Welcome to the first of my posts on the Arts Council’s blog channel. This blog and the ones which follow will give me and others working here - and within the sector in general - a space to communicate our passion for arts and culture and to share some of our knowledge about current issues. It’s also a place for conversation and I’m looking forward to reading some of your thoughts on the topics we talk about.
We keep saying that the Arts Council is working to make the arts more sustainable and resilient – and we are. But this work is as much about the artists and individuals who are part of the arts and culture sector as it is about organisations.
There’s no denying it’s a challenging time for everyone out there and individual artists need more help than ever. One area in particular where we’ve identified a need is in the commercial music sector. This isn’t a new area of work for us - we’ve been supporting talent development for many years through National Portfolio Organisations like Generator North East who are funded to do just that: develop new talent. There’s also our Grants for the arts funding which has helped projects like The Great Escape festival, which works to showcase emerging bands, to broaden its artistic offer. But we felt we could be doing more.
Here’s an interesting fact - the Association of Independent Music ‘s (AIM) 2012 Membership survey found that the two biggest challenges facing its members were access to finance and funding (39.7 per cent) and lack of time to concentrate on their projects (31 per cent).
These aren’t insurmountable obstacles but it’s something we learned more about while we researched the best way we could help artists in the commercial music sector. The result of all this work is a new programme that I’m pretty proud of: the Music industry talent development fund.
A few weeks ago we announced that PRS for Music Foundation will be delivering this programme and since then we’ve been inundated with calls and emails from excited musicians, managers and labels all keen to get involved and find out more.
The finer details, like the application process, are still being finalised and PRS for Music Foundation plan to launch in May. So a bit of a way to go yet, but all in all this is exciting news for breakthrough artists at a time when investment from multi-national record companies is less readily available.
The many emails and calls we’ve received have confirmed what we already knew: there’s a great hunger out there for this kind of support.
It’s a pilot scheme at the moment, but if we prove there’s a need it’s something I would want us to look to continue and expand – I hope in partnership with others. Many of us look across the Atlantic to the Canadians’ FACTOR fund for inspiration. It’s part-supported by commercial radio and has been ensuring Canadian talent gets a voice in a world where the most distinctive voices aren’t always the ones that rise straight to the top. There artists can spend several albums finding their voice, touring and just surviving before the international breakthrough moment happens. It means great artists like Justin Rutledge, who issues his fifth album this week, or Jenn Grant, on her fourth - can make great music on their own terms, and develop their artistic muse without the pressure of having only one shot for mega success. That’s the aspiration behind our new scheme.

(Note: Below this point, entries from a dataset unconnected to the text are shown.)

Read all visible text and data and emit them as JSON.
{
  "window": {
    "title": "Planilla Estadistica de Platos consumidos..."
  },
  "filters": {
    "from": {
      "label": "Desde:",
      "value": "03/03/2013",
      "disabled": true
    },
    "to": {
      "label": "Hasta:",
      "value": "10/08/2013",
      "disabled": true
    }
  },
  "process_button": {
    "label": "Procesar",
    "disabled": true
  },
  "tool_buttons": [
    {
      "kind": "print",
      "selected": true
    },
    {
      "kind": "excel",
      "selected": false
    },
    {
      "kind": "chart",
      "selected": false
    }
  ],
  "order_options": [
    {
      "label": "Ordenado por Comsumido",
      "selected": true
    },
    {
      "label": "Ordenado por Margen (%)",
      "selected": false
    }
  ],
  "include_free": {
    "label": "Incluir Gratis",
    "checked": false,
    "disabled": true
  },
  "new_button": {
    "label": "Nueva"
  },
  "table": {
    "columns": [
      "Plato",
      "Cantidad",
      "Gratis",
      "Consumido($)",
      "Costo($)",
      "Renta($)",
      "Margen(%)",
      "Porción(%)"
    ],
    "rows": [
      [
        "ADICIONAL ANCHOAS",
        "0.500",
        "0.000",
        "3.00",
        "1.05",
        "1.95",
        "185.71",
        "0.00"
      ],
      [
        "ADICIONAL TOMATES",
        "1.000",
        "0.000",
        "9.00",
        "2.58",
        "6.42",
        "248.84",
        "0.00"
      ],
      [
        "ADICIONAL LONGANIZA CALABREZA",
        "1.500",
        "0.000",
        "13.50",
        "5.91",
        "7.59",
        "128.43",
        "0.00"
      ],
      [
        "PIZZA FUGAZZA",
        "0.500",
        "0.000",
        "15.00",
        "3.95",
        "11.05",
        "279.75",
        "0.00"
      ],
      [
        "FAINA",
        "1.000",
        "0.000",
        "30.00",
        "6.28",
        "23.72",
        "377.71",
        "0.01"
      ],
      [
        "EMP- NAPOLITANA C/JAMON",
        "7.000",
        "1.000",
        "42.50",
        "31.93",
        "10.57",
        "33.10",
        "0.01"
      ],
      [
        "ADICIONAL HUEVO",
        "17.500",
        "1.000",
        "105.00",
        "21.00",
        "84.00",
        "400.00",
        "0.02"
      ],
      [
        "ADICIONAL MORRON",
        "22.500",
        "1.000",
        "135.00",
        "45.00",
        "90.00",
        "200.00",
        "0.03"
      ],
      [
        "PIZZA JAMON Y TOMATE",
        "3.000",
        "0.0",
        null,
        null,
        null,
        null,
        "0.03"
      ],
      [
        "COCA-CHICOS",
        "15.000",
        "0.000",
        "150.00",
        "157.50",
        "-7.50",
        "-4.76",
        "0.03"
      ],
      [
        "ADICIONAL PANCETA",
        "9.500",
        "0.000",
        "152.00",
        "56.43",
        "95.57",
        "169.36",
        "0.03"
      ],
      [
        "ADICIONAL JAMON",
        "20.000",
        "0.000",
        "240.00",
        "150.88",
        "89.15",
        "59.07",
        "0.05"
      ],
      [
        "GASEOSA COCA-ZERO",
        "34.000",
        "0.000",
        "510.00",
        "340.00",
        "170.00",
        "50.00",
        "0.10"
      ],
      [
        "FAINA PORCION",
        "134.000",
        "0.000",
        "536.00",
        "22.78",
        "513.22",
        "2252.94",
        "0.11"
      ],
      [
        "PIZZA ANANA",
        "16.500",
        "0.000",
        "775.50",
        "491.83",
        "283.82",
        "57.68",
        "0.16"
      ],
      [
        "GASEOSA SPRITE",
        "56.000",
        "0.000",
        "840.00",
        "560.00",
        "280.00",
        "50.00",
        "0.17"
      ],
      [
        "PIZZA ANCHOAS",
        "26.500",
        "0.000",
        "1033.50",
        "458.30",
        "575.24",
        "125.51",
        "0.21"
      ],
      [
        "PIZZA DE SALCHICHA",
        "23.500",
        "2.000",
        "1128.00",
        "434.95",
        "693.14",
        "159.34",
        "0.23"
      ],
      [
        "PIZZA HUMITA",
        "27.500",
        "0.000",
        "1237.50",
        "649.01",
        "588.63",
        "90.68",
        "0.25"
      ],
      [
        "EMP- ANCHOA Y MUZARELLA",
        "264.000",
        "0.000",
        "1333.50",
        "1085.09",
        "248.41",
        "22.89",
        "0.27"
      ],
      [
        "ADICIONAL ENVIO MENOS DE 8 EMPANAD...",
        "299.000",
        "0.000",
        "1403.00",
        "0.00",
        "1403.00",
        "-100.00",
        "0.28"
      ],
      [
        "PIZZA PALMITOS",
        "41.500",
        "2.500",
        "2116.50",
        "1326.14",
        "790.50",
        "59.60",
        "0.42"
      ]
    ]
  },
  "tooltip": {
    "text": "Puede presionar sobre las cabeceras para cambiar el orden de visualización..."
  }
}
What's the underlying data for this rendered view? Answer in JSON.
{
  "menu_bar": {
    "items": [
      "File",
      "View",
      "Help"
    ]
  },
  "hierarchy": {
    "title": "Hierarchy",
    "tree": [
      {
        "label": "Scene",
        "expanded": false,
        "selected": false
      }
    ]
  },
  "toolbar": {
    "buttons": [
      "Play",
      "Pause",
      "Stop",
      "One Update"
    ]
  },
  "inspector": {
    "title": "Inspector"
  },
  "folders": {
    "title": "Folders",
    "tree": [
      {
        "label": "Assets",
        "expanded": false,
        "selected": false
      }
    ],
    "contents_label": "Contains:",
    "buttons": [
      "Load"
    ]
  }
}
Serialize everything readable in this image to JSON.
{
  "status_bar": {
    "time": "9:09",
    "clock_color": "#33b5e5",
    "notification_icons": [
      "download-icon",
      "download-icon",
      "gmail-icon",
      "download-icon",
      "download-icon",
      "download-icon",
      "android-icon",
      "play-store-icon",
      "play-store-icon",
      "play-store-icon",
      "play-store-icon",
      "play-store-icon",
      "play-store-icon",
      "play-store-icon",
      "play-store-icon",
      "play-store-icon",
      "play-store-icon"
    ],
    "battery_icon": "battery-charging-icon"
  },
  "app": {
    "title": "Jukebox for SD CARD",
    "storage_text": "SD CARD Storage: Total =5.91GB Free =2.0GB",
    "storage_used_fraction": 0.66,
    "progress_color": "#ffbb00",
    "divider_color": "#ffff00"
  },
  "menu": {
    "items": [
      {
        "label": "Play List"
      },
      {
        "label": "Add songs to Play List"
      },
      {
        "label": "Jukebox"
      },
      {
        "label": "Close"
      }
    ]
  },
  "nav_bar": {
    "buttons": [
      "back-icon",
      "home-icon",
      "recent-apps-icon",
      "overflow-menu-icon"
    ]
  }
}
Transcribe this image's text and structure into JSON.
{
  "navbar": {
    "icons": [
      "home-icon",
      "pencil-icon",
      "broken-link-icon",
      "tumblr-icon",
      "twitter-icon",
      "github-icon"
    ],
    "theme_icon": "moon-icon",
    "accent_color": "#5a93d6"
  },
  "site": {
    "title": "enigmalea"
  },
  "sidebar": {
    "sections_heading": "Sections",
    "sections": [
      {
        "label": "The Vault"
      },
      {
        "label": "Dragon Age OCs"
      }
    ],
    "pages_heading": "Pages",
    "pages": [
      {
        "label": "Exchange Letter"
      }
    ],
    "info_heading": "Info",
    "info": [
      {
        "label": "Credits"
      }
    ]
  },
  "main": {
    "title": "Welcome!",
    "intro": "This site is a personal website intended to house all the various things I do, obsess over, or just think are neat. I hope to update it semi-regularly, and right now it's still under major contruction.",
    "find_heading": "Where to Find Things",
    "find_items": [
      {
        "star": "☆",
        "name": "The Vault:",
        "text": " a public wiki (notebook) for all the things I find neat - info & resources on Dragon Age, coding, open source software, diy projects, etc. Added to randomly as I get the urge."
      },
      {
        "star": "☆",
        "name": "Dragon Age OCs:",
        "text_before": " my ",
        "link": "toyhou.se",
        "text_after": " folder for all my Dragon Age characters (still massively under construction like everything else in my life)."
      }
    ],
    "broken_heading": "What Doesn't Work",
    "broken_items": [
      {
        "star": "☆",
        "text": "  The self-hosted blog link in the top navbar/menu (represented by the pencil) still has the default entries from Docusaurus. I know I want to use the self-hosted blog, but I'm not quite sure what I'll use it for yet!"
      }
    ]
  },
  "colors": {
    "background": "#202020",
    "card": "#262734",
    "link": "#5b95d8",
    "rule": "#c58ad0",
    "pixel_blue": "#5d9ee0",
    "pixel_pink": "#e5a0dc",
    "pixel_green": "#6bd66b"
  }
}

I’m confident that the Music industry talent development fund is in the best possible hands. PRS for Music Foundation has a great track record of funding new music across all genres, as well as the knowledge, experience and network of contacts needed to reach artists that will benefit the most from what will be a fantastic opportunity to see their talent recognised.
This post was written by Alan Davey, Chief Executive, Arts Council England.